It takes a lot of time to add all of this extra detail to each animation frame for each character, but I think the results are worth it. Here are some before and after pictures of other characters from the first game who return for the sequel:
Creating a Video Camera
One of the new features in the game is the security camera. Cameras will be posted throughout many of the levels, and Dirk will have to avoid being seen by them or risk setting off the alarm. I had some trouble with the animation for the security camera as it pivots back and forth - it was difficult to get good movement using hand-drawn graphics. So I got creative and built a little model.
I taped three old video cassettes together, covered them in a paper mockup, attached a pin on the bottom for a pivot point, and plotted the angular movement on an old manila envelope (which provided some good contrast with the white "camera" model). I set up my camera on a tripod and positioned it so it looked down on the model at just the right orientation that I wanted. Then I photographed a sequence of pictures with the model oriented at each of the angular positions.
Next, I downloaded all of the still images into the computer, converted them to black and white line art, and painted them.
The result is a security camera with smooth animation and a realistic path of movement. It looks pretty cool in the game! And it only took one day to do it all!
A friend of mine, who is a fellow game developer, saw this when I posted it on my forum and told me on Facebook: "Nice one, Troy. lol You're like the MacGuyver of video game production." Haha! Sometimes you just have to get creative to solve a problem...

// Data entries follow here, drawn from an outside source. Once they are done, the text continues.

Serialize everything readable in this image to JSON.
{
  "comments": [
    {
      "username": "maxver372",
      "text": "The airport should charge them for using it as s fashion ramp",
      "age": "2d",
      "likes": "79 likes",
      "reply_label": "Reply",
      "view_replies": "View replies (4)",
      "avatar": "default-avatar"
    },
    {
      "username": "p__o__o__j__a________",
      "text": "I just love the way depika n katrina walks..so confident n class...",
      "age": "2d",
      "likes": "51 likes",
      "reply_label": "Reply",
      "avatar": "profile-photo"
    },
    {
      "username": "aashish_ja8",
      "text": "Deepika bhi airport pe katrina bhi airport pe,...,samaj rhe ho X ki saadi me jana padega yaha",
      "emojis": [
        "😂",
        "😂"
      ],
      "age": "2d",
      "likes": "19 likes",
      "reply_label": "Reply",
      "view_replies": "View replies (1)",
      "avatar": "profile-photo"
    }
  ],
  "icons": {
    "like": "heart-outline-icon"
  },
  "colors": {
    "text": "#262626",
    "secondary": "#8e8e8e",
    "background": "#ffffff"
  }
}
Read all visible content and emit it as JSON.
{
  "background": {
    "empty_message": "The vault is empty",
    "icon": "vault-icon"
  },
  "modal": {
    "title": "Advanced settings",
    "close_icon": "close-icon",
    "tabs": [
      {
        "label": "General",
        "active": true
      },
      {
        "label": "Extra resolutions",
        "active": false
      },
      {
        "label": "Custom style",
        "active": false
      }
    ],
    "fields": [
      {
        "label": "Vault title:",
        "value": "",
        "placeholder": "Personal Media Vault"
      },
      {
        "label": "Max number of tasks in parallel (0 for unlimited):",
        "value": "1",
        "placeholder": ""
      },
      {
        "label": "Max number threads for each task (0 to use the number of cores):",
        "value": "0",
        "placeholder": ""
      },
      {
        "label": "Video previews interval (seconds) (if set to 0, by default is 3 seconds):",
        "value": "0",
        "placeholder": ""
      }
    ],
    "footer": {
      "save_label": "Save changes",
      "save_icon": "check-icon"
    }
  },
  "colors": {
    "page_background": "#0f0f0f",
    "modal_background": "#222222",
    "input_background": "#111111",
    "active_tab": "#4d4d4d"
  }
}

As you can see, I've put a lot of effort into improving Dirk Dashing 2 and making it better than the original. I hope you enjoy the game!